Work required = If a line in the data below contains the word "this", copy it out.

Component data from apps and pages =
= Beginning of Section =
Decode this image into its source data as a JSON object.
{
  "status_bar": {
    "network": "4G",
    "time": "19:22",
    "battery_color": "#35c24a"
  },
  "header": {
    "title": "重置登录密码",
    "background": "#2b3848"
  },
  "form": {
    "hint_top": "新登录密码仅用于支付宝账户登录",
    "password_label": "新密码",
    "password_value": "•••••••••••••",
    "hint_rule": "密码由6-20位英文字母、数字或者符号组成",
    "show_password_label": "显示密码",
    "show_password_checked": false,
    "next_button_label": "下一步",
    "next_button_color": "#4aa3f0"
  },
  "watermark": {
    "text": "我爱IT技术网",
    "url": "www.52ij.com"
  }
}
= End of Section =
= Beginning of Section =
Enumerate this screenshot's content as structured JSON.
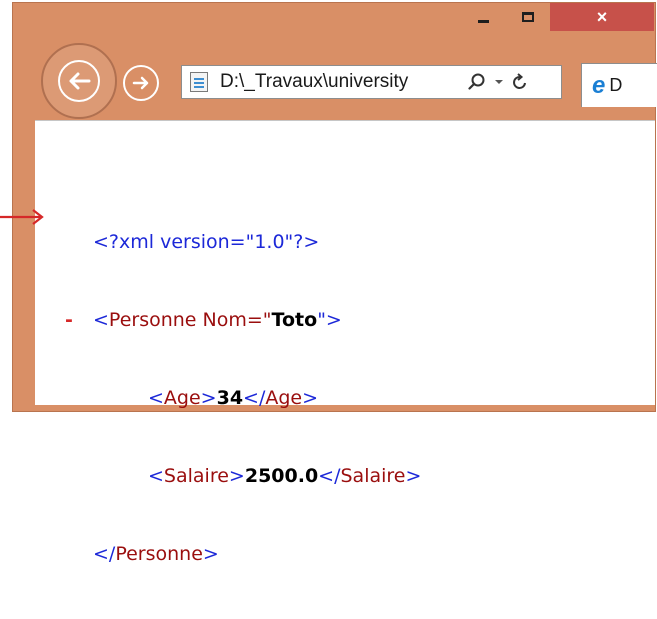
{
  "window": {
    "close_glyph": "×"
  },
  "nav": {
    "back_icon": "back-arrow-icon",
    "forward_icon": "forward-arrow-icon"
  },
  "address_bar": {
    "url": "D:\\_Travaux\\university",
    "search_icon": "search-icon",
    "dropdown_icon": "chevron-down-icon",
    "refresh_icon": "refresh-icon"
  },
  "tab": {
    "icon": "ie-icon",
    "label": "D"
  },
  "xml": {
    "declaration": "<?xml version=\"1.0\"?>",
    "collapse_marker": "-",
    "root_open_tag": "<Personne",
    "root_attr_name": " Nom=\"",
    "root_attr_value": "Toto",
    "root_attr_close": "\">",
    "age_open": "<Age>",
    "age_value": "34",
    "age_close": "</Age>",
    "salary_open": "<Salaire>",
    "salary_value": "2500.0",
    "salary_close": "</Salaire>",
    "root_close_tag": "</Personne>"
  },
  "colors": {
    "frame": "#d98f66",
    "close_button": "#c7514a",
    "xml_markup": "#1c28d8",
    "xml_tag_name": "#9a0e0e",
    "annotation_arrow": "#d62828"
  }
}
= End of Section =
Solution to the exercise =
Decode this image into its source data as a JSON object.
Enumerate this screenshot's content as structured JSON.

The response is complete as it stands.